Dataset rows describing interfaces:
# # #

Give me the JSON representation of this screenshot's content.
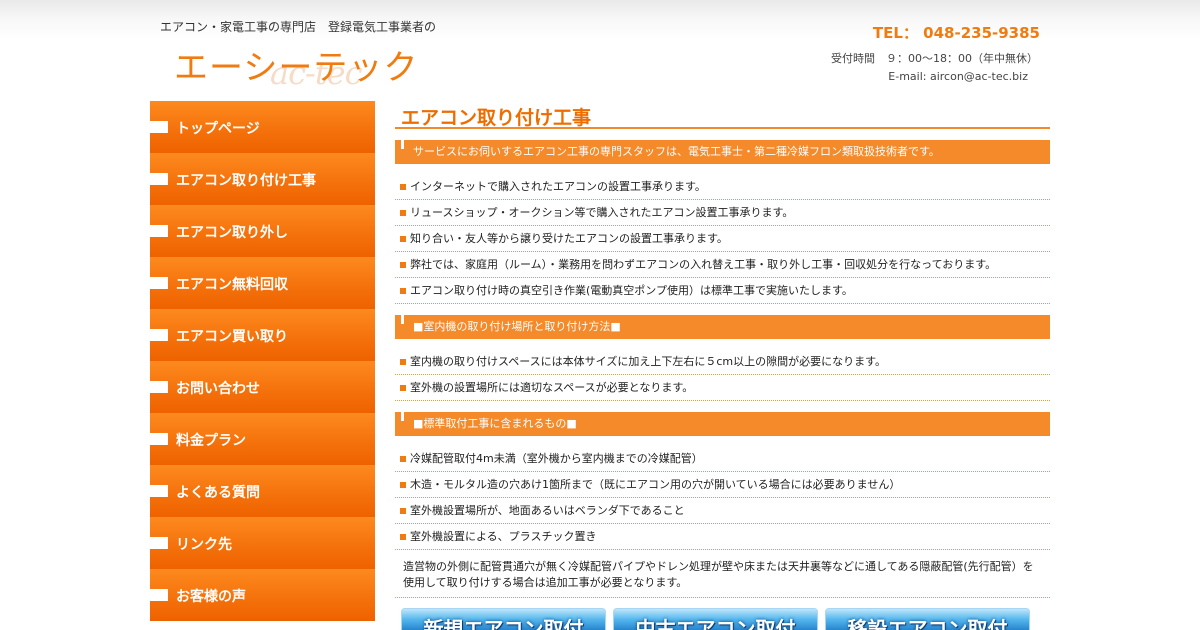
{
  "header": {
    "tagline": "エアコン・家電工事の専門店　登録電気工事業者の",
    "logo_text": "エーシーテック",
    "logo_sub": "ac-tec",
    "tel": "TEL：  048-235-9385",
    "hours": "受付時間　９：00～18：00（年中無休）",
    "email": "E-mail: aircon@ac-tec.biz"
  },
  "sidebar": {
    "items": [
      {
        "label": "トップページ"
      },
      {
        "label": "エアコン取り付け工事"
      },
      {
        "label": "エアコン取り外し"
      },
      {
        "label": "エアコン無料回収"
      },
      {
        "label": "エアコン買い取り"
      },
      {
        "label": "お問い合わせ"
      },
      {
        "label": "料金プラン"
      },
      {
        "label": "よくある質問"
      },
      {
        "label": "リンク先"
      },
      {
        "label": "お客様の声"
      }
    ]
  },
  "main": {
    "title": "エアコン取り付け工事",
    "intro_bar": "サービスにお伺いするエアコン工事の専門スタッフは、電気工事士・第二種冷媒フロン類取扱技術者です。",
    "list1": [
      "インターネットで購入されたエアコンの設置工事承ります。",
      "リュースショップ・オークション等で購入されたエアコン設置工事承ります。",
      "知り合い・友人等から譲り受けたエアコンの設置工事承ります。",
      "弊社では、家庭用（ルーム）・業務用を問わずエアコンの入れ替え工事・取り外し工事・回収処分を行なっております。",
      "エアコン取り付け時の真空引き作業(電動真空ポンプ使用）は標準工事で実施いたします。"
    ],
    "section2_bar": "■室内機の取り付け場所と取り付け方法■",
    "list2": [
      "室内機の取り付けスペースには本体サイズに加え上下左右に５cm以上の隙間が必要になります。",
      "室外機の設置場所には適切なスペースが必要となります。"
    ],
    "section3_bar": "■標準取付工事に含まれるもの■",
    "list3": [
      "冷媒配管取付4m未満（室外機から室内機までの冷媒配管）",
      "木造・モルタル造の穴あけ1箇所まで（既にエアコン用の穴が開いている場合には必要ありません）",
      "室外機設置場所が、地面あるいはベランダ下であること",
      "室外機設置による、プラスチック置き"
    ],
    "note_line1": "造営物の外側に配管貫通穴が無く冷媒配管パイプやドレン処理が壁や床または天井裏等などに通してある隠蔽配管(先行配管）を",
    "note_line2": "使用して取り付けする場合は追加工事が必要となります。",
    "buttons": [
      {
        "label": "新規エアコン取付"
      },
      {
        "label": "中古エアコン取付"
      },
      {
        "label": "移設エアコン取付"
      }
    ]
  },
  "colors": {
    "accent": "#f07b10",
    "nav_bg": "#f4700a",
    "button_blue": "#1b78c6"
  }
}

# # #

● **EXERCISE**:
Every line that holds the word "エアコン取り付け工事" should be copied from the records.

● **EXPECTED ANSWER**:
        "label": "エアコン取り付け工事"
    "title": "エアコン取り付け工事",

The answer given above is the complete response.